Find the word "铲除油漆面" in the records and copy every line where it occurs.

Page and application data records
+ + + + + + +
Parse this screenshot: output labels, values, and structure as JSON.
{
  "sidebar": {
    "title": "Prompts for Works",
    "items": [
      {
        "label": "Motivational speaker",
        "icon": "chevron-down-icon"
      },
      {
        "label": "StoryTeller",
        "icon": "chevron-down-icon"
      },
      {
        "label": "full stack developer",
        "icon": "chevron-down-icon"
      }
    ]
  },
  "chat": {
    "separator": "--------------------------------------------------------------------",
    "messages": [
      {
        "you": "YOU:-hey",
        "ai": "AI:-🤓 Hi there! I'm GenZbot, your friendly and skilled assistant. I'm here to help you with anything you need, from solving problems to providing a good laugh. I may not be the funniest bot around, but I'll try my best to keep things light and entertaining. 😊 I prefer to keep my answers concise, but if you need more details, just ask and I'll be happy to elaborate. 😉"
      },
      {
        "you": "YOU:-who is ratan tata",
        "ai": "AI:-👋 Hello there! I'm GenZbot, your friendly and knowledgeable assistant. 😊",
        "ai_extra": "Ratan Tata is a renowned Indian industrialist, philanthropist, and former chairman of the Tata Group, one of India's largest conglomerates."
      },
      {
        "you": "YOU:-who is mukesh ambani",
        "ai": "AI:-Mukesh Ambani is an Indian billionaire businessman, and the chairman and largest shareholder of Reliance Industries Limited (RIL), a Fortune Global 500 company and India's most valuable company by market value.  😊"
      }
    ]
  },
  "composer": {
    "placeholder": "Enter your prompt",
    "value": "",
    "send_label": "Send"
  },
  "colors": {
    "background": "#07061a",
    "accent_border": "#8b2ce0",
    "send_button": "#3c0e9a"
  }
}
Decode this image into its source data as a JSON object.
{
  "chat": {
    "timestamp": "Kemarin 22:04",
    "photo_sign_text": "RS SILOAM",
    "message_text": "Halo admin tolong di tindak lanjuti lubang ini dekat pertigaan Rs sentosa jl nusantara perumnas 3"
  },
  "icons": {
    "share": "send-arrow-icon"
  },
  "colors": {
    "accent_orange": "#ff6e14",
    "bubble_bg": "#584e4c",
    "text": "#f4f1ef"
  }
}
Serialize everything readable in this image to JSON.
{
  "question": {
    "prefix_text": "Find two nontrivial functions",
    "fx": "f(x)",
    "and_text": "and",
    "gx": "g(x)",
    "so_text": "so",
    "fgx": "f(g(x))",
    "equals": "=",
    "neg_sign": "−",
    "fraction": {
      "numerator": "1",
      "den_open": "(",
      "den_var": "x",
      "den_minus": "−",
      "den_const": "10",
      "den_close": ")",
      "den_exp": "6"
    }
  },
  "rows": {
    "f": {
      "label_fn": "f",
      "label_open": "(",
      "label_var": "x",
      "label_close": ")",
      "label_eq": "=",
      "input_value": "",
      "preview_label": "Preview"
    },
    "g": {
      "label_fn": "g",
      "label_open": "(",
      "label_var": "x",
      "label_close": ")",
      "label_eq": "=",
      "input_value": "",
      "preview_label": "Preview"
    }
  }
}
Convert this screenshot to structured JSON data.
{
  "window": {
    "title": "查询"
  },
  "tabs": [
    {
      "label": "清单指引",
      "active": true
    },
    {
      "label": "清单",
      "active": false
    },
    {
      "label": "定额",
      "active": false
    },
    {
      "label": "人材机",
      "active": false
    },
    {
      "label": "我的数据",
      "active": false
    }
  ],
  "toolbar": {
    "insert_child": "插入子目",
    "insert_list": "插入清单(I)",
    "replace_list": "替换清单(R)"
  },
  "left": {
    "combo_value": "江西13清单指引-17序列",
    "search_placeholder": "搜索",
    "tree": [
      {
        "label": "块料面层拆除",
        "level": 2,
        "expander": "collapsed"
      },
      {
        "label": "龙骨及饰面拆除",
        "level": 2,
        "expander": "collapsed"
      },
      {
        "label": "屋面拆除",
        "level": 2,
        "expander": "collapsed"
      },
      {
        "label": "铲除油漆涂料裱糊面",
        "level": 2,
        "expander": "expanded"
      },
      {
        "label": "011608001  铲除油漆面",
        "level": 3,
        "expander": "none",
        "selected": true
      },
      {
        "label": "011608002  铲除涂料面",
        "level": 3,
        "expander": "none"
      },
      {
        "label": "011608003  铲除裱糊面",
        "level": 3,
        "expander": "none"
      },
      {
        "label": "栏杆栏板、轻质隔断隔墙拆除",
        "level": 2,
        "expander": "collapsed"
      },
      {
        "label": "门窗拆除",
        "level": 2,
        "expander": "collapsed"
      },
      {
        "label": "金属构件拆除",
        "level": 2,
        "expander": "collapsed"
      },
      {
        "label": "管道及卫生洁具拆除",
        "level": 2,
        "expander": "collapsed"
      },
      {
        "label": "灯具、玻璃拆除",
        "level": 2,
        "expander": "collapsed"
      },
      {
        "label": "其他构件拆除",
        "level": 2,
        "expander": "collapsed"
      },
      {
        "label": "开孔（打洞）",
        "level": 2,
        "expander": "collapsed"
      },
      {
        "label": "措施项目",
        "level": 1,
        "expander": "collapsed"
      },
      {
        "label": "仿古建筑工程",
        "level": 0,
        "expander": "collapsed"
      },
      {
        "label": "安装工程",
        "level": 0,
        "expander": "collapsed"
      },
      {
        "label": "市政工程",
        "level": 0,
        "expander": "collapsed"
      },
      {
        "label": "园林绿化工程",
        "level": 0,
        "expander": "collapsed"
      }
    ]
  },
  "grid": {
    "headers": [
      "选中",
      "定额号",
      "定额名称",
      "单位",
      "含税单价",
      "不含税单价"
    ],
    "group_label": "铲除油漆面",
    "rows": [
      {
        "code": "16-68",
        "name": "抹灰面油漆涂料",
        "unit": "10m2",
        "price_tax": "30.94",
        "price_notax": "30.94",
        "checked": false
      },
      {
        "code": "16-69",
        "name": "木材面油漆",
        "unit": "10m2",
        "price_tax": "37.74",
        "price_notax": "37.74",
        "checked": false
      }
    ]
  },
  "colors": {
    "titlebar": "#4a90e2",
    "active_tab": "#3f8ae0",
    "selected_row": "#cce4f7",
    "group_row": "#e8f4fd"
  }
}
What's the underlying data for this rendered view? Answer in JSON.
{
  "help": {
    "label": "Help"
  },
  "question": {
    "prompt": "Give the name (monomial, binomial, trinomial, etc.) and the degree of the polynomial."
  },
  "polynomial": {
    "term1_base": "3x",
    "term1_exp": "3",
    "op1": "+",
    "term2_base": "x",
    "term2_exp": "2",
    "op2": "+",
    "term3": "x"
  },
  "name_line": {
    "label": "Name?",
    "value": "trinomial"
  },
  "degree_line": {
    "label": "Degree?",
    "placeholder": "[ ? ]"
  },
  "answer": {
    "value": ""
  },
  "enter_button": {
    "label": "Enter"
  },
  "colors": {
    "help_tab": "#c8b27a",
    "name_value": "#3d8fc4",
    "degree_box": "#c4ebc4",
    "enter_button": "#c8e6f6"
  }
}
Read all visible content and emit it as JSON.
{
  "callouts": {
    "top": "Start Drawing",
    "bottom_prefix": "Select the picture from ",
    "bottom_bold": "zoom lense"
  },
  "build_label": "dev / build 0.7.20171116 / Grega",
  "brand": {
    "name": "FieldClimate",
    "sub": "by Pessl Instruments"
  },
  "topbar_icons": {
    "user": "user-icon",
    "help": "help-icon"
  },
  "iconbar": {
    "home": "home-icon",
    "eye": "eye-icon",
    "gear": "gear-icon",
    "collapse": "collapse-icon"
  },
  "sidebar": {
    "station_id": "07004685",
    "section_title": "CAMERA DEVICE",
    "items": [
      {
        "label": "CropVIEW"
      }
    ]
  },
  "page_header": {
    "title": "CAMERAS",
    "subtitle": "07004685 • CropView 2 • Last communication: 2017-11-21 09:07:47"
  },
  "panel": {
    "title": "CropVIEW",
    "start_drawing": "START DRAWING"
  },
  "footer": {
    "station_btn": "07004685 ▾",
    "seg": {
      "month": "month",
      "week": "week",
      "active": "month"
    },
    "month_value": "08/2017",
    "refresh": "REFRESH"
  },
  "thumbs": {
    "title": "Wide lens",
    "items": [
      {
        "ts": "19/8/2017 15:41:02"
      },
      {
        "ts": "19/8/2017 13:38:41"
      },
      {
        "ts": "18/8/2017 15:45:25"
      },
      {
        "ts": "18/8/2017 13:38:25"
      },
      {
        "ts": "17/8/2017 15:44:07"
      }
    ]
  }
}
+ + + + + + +
== Your response ==
        "label": "011608001  铲除油漆面",
    "group_label": "铲除油漆面",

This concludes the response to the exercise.